Things will work out

June 18, 2014

Had a lovely lunch with some friends the other day. Invited folk over and asked them to bring a bite and a bottle. And I didn’t coordinate suggest or organise what people brought. It was entirely their decision. Whatever they felt like bringing. I’ve done it before and yet again it worked incredibly well. Amazing really. The first time I did it I had a few texts and calls in advance asking what to bring, but I abdicated responsibility. “Whatever you like, honestly”, “Would a Greek salad be ok? ” ” Really, it doesn’t matter. Buy a packet of crisps or make a pavlova, I really really really don’t mind”. Because I don’t . I don’t care.
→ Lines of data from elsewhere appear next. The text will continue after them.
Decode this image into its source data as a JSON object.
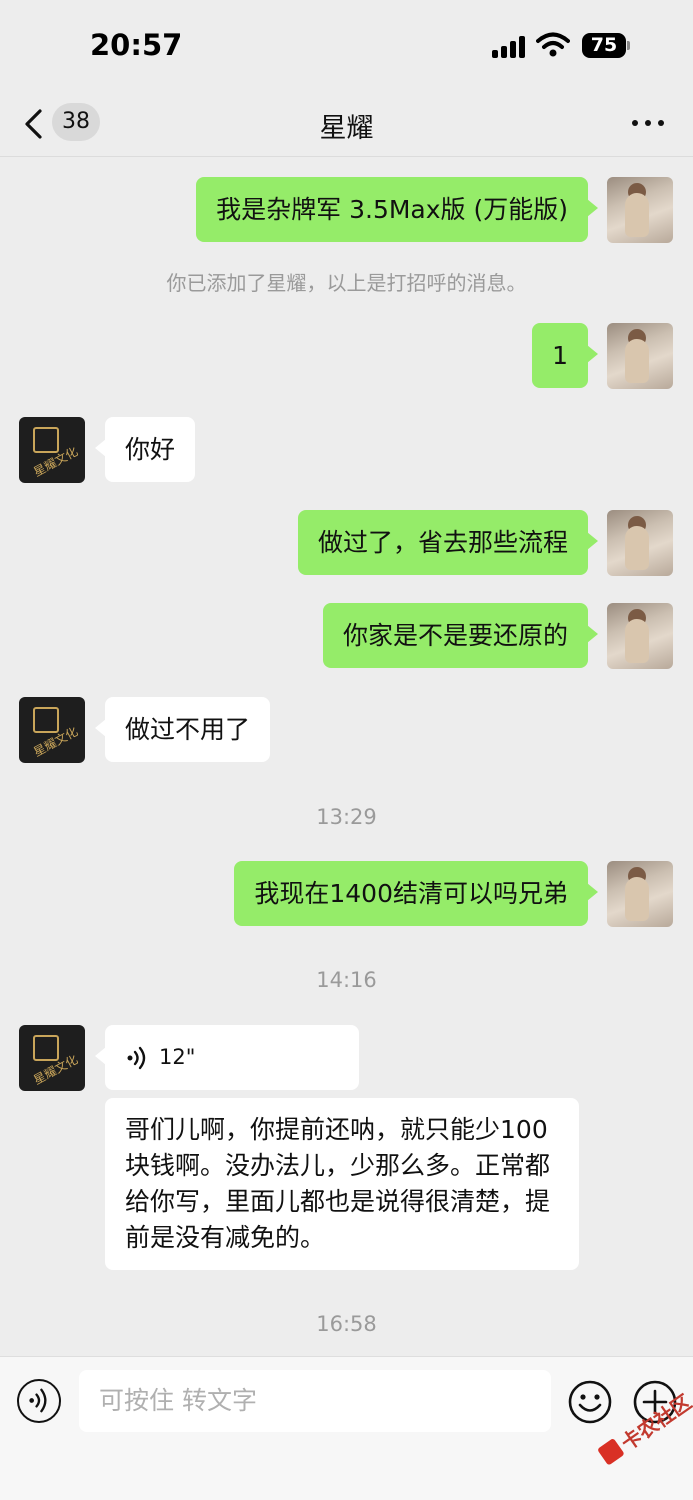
{
  "status_bar": {
    "time": "20:57",
    "battery": "75"
  },
  "nav": {
    "unread_count": "38",
    "title": "星耀"
  },
  "messages": {
    "m1": "我是杂牌军 3.5Max版 (万能版)",
    "system_notice": "你已添加了星耀，以上是打招呼的消息。",
    "m2": "1",
    "m3": "你好",
    "m4": "做过了，省去那些流程",
    "m5": "你家是不是要还原的",
    "m6": "做过不用了",
    "time1": "13:29",
    "m7": "我现在1400结清可以吗兄弟",
    "time2": "14:16",
    "voice_duration": "12\"",
    "m8": "哥们儿啊，你提前还呐，就只能少100块钱啊。没办法儿，少那么多。正常都给你写，里面儿都也是说得很清楚，提前是没有减免的。",
    "time3": "16:58"
  },
  "input": {
    "placeholder": "可按住 转文字"
  },
  "watermark": {
    "text": "卡农社区"
  },
  "colors": {
    "my_bubble": "#95ec69",
    "their_bubble": "#ffffff",
    "background": "#ededed"
  },
  "icons": [
    "signal-icon",
    "wifi-icon",
    "battery-icon",
    "back-icon",
    "more-icon",
    "voice-wave-icon",
    "voice-input-icon",
    "emoji-icon",
    "plus-icon"
  ]
}
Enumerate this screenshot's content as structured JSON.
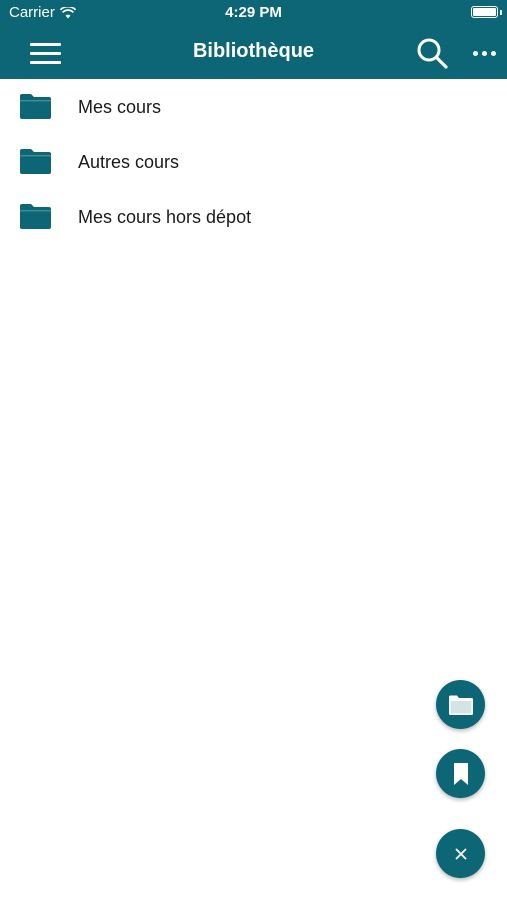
{
  "status_bar": {
    "carrier": "Carrier",
    "time": "4:29 PM",
    "battery_level": 1.0
  },
  "nav_bar": {
    "title": "Bibliothèque",
    "left_icon": "hamburger-menu-icon",
    "right_icons": [
      "search-icon",
      "more-horizontal-icon"
    ]
  },
  "folders": [
    {
      "label": "Mes cours",
      "icon": "folder-icon"
    },
    {
      "label": "Autres cours",
      "icon": "folder-icon"
    },
    {
      "label": "Mes cours hors dépot",
      "icon": "folder-icon"
    }
  ],
  "fabs": [
    {
      "icon": "folder-icon"
    },
    {
      "icon": "bookmark-icon"
    },
    {
      "icon": "close-icon"
    }
  ],
  "colors": {
    "primary": "#0c6675",
    "background": "#ffffff",
    "text": "#1a1a1a"
  }
}
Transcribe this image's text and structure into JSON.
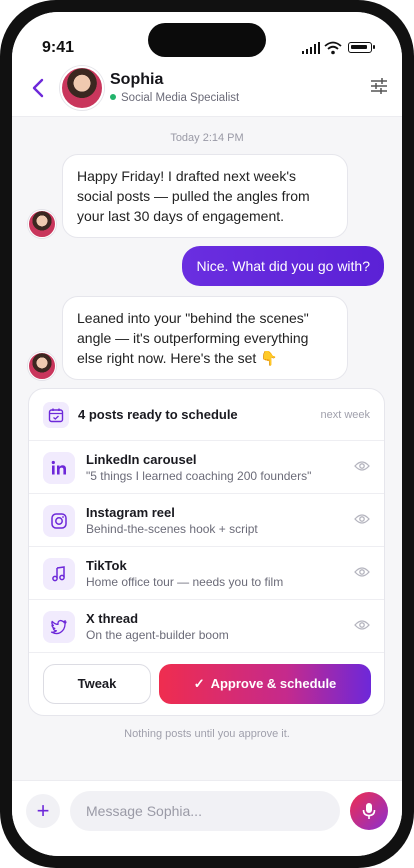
{
  "status_bar": {
    "time": "9:41"
  },
  "header": {
    "name": "Sophia",
    "role": "Social Media Specialist"
  },
  "chat": {
    "day_label": "Today 2:14 PM",
    "messages": [
      {
        "from": "agent",
        "text": "Happy Friday! I drafted next week's social posts — pulled the angles from your last 30 days of engagement."
      },
      {
        "from": "user",
        "text": "Nice. What did you go with?"
      },
      {
        "from": "agent",
        "text": "Leaned into your \"behind the scenes\" angle — it's outperforming everything else right now. Here's the set 👇"
      }
    ]
  },
  "schedule_card": {
    "title": "4 posts ready to schedule",
    "meta": "next week",
    "posts": [
      {
        "icon": "linkedin-icon",
        "title": "LinkedIn carousel",
        "subtitle": "\"5 things I learned coaching 200 founders\""
      },
      {
        "icon": "instagram-icon",
        "title": "Instagram reel",
        "subtitle": "Behind-the-scenes hook + script"
      },
      {
        "icon": "tiktok-icon",
        "title": "TikTok",
        "subtitle": "Home office tour — needs you to film"
      },
      {
        "icon": "twitter-icon",
        "title": "X thread",
        "subtitle": "On the agent-builder boom"
      }
    ],
    "tweak_label": "Tweak",
    "approve_label": "Approve & schedule"
  },
  "approval_note": "Nothing posts until you approve it.",
  "composer": {
    "placeholder": "Message Sophia..."
  },
  "colors": {
    "accent": "#6d28d9",
    "approve_start": "#ef2d4f",
    "online": "#22b36b"
  }
}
If we had ten tubs of coleslaw and nothing else I would be happy. Partly because they would have all brought the aforementioned bottle as well, but also because we can send out for pizza if we need feeding. It is their company I want. Their tales, their laughter, their fun. The food is incidental. But incidentally it has always been fabulous. And bizarrely it has always worked out every time I’ve done it. Some bring starters nibbles, others mains, some sides and some desserts. Amazing. Or is it? In truth it is probably what we should expect rather than numerous identical dishes. But it does surprise me how well balanced the spread always seems. And so bloody yummy. One thing many of my friends have in common, is that they are good cooks. And there is a swapping of recipes and tips as we tuck in.
This time the sun shone on us and we enjoyed the new garden furniture. It’s a table and settee. Worked perfectly and I am so pleased with it. Especially as we’ve never had decent garden furniture before. And the day became evening and we kept going. Some left for their evening adventures and those like me who had no plans for the night continued to chat and drink and play the music louder. Ah how simple to enjoy the conversation and camaraderie. Friendship is a wonderful thing.


Get every new post delivered to your Inbox.

Join 362 other followers

%d bloggers like this: